Lebanese-Canadian Nawal Marwan (Lubna Azabal) has passed away. She was at the swimming pool, started staring off into space, and then slowly faded away in the hospital. She has left behind her twins, Jeanne and Simon, who are in their early ‘20s. To them, their mother was a secretary to a local notary, liked to swim, and that is all. Their mother does not have a past, at least not one which she ever brings up in conversation. There is no father in the picture and the twins assume he died back in Lebanon during the war.
At the reading of Nawal’s will, the twins receive startling news. Their mother has left instructions for them to deliver two letters, one to their father and one to their brother, relations which they know nothing about. The twins take the newfound discovery in completely different ways. Jeanne (Melissa Desormeaux-Poulin) accepts what her mother wants her to do and takes off for Lebanon, a place that is familiar to her only from textbooks. Her brother, Simon (Maxim Gaudette), refuses to have any part of this nonsense and wants to stay out of the affair altogether.
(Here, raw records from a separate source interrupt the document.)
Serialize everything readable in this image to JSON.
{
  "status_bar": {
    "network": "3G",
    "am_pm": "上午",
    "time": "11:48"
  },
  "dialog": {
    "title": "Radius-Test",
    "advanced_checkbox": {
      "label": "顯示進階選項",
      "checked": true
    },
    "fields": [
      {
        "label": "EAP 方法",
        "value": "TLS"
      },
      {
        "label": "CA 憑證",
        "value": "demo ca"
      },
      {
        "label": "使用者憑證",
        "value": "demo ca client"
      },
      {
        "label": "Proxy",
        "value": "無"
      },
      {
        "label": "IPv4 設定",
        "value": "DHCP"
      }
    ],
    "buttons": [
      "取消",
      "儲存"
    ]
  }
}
For Simon, his mom may have had some alternate, hidden past, but that was not who she was to him. She was a Canadian secretary, not some Lebanese village girl.
I will reveal absolutely nothing about what comes next, that is for the audience to discover right along with Jeanne. As Jeanne slowly pieces together the facts of her mother’s previous life in Lebanon, the film cuts to Nawal in the past and shows her experiences firsthand. The children start the plot of Incendies; however, Nawal gets most of the screen time. Furthermore, the film does not take time to explain what the war in early 1970s Lebanon was all about. It assumes the audience is familiar with the right-wing Christian militias and the Palestinian refugee camps in the south. If you are not, it may help you to read about the different sides beforehand so you will not waste time during the film trying to sort it out.
This is very well written script and the acting is high-quality. What the film lacks is a score. There are two Radiohead songs played in the film which fit in nicely and help shape their introspective scenes. On the other hand, the rest of film is sparse, just dialogue and scenery. This is most likely what the director (Denis Villeneuve) intended, but a memorable score would have gone a long way in helping the events portrayed here land with a deeper impact. The choice of two mellow, thoughtful Radiohead songs though was a very good idea.